[Stored data]

======

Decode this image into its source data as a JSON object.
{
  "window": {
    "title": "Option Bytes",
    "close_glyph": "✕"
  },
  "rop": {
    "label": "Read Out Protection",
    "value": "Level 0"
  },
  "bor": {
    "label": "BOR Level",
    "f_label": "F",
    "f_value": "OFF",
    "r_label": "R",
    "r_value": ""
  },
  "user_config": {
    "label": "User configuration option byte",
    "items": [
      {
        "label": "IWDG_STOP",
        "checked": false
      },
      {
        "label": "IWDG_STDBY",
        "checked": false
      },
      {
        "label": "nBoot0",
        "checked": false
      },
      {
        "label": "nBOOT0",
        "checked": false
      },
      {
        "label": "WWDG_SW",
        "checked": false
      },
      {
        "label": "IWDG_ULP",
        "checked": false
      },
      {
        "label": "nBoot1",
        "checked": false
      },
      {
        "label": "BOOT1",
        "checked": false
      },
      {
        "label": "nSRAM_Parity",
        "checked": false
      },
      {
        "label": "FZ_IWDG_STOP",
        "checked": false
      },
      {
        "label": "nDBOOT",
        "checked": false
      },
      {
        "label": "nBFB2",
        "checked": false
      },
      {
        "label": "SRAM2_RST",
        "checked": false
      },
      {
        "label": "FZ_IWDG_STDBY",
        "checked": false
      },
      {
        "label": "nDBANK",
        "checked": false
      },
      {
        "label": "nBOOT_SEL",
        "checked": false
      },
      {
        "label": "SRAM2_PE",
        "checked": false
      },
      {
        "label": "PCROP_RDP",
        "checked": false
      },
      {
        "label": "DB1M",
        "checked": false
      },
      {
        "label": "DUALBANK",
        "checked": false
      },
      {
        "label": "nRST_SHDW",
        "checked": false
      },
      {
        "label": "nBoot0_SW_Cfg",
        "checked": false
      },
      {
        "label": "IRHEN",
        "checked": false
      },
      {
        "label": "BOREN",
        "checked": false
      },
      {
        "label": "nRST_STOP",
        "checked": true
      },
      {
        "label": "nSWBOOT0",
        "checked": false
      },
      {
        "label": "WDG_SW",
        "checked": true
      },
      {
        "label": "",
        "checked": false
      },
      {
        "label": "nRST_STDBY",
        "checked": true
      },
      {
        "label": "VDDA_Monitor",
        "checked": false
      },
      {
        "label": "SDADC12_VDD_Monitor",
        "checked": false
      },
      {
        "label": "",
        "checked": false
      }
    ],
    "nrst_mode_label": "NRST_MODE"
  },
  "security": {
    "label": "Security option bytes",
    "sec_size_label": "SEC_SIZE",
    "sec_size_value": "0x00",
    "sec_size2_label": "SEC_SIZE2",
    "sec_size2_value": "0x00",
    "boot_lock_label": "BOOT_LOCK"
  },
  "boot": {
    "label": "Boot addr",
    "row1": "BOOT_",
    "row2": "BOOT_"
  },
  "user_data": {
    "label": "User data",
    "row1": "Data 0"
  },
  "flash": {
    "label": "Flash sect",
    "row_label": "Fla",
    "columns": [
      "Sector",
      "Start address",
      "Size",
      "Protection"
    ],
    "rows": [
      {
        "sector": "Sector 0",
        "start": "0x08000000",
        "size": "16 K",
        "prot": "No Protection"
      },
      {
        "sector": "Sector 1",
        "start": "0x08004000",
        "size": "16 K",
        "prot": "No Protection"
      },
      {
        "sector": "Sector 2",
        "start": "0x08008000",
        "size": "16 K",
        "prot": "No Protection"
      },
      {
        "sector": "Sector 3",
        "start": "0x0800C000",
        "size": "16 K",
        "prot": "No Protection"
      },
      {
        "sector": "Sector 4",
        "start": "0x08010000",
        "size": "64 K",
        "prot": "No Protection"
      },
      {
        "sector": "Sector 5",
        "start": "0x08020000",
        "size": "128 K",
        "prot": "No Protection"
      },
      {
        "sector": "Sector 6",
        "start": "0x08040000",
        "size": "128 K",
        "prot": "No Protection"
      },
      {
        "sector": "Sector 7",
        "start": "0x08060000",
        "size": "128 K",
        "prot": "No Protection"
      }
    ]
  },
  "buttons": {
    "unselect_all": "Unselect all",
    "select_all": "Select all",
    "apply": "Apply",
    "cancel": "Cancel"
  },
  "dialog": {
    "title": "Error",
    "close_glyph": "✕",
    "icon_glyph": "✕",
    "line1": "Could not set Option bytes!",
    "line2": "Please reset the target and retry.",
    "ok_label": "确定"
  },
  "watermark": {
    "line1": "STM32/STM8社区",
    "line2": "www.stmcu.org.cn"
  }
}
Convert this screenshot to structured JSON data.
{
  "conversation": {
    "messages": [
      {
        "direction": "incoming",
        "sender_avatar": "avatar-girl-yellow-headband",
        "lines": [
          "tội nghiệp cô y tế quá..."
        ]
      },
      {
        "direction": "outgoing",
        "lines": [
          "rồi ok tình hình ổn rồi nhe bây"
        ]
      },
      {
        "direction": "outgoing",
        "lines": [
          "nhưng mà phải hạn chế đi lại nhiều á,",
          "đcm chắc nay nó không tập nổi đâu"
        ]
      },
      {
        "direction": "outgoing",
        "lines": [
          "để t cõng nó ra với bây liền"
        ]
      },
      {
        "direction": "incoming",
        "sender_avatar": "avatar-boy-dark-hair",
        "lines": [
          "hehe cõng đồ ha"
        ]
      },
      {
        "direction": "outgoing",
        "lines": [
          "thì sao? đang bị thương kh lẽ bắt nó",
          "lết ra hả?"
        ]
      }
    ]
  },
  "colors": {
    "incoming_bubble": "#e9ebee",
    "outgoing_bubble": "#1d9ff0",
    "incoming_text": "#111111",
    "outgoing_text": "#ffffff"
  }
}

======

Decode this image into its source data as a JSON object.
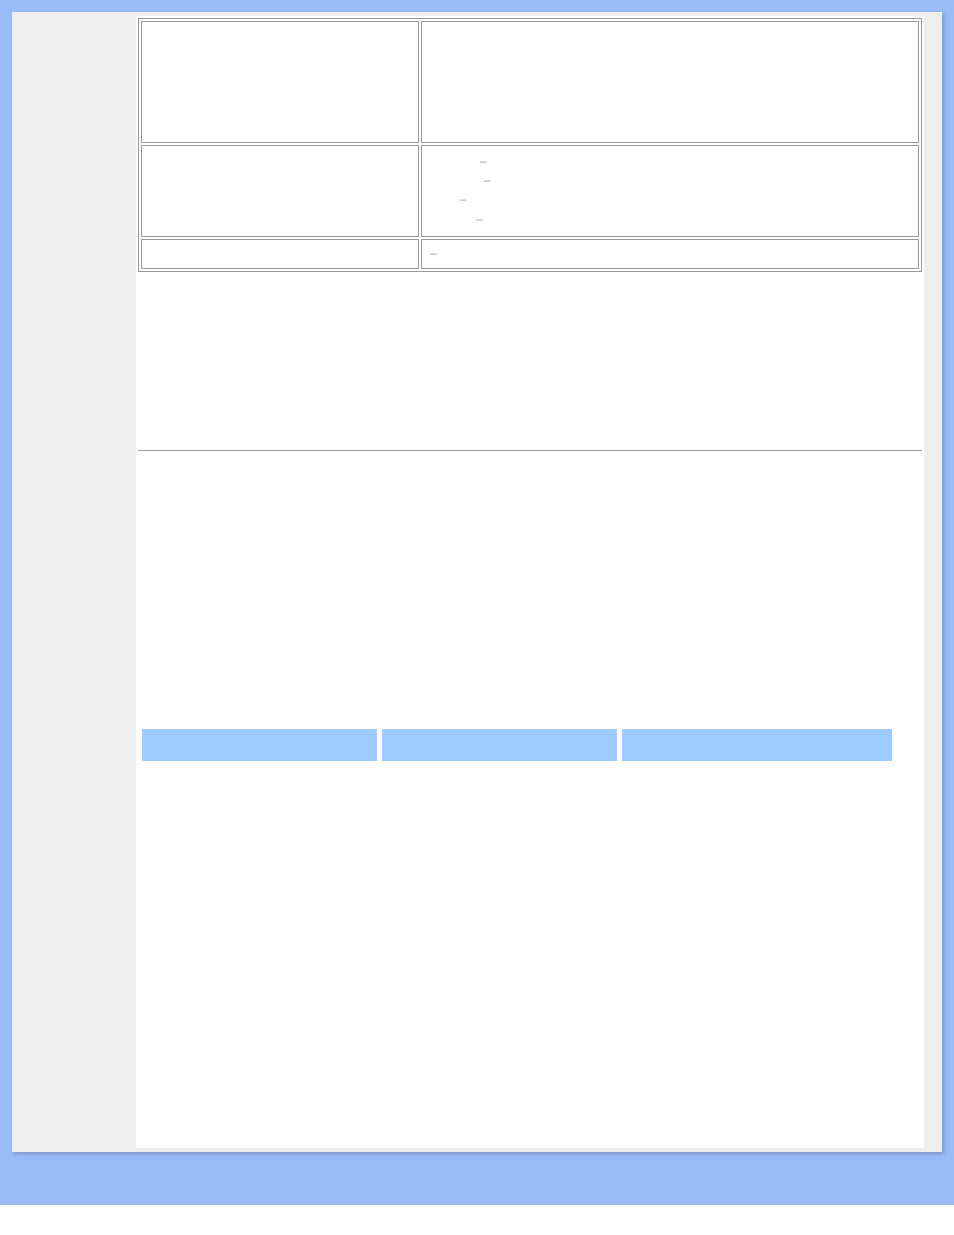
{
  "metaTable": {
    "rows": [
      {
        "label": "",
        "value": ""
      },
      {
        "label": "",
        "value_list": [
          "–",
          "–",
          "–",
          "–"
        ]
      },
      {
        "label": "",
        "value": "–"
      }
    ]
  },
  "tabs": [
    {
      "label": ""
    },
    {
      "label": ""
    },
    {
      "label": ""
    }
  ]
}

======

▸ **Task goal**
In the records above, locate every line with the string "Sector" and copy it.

▸ **Completed exercise**
      "Sector",
        "sector": "Sector 0",
        "sector": "Sector 1",
        "sector": "Sector 2",
        "sector": "Sector 3",
        "sector": "Sector 4",
        "sector": "Sector 5",
        "sector": "Sector 6",
        "sector": "Sector 7",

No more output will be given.